Physicians with the least experience spend significantly more money treating patients than physicians who have more experience, according to the RAND Corp.
The findings, published in the November edition of the journal Health Affair, revealed that physicians who had less than 10 years of experience had 13.2 percent higher overall costs than physicians with 40 or more years of experience. Additionally, physicians with 10 to 19 years of experience had cost profiles that were 10 percent higher, those with 20 to 29 years of experience were 6.5 percent higher and those with 30 to 39 years of experience were 2.5 percent higher.
Researchers are cautious about the findings because the use of cost profiles is relatively new and tools are still being developed.
Researchers say there are a number of factors that may explain the findings. Recently trained physicians may be more familiar with and more likely to use new, expensive treatment modalities than older physicians. In addition, it is possible that newer physicians’ lack of experience translates into more-aggressive medical care.

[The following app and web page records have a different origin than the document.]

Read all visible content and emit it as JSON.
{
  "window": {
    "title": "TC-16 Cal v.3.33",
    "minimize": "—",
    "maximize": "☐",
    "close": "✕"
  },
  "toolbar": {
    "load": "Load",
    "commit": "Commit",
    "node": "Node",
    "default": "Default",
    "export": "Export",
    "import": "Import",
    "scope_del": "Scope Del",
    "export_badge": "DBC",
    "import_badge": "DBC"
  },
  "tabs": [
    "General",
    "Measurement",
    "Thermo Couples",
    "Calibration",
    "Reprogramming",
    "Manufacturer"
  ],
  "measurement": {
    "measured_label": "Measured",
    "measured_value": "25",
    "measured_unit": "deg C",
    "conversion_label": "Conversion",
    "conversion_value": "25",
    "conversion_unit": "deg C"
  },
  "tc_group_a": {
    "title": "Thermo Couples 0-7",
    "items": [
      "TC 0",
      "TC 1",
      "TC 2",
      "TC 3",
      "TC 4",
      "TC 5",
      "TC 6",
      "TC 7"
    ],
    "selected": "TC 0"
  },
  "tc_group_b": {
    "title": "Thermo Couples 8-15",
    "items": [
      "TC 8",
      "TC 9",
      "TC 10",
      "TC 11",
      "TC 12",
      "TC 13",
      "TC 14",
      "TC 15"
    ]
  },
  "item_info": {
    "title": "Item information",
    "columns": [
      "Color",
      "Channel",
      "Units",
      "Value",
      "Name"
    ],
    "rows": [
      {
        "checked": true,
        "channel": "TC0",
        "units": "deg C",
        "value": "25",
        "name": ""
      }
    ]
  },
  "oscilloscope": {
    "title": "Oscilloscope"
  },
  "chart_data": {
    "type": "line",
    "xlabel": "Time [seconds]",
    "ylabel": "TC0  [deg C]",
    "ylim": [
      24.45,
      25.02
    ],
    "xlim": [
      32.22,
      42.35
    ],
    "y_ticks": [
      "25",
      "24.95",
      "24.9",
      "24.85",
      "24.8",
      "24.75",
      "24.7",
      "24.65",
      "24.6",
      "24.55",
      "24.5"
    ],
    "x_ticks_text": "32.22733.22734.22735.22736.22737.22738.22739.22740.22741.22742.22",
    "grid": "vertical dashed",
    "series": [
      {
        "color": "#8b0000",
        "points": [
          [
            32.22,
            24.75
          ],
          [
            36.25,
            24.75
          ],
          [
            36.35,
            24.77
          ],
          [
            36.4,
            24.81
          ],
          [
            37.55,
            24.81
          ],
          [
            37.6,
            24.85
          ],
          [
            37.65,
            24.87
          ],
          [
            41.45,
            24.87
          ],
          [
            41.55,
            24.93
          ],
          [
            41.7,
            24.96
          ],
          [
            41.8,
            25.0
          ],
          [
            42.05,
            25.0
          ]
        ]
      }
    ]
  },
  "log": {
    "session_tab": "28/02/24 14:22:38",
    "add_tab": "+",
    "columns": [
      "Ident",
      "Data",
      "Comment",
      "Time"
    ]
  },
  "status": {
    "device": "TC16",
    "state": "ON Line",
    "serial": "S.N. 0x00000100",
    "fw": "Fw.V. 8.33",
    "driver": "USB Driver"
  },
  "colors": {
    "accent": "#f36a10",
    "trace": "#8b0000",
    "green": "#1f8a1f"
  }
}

No association was found between costs and other characteristics such as whether a physician was board certified or the size of the medical practice where a physician worked.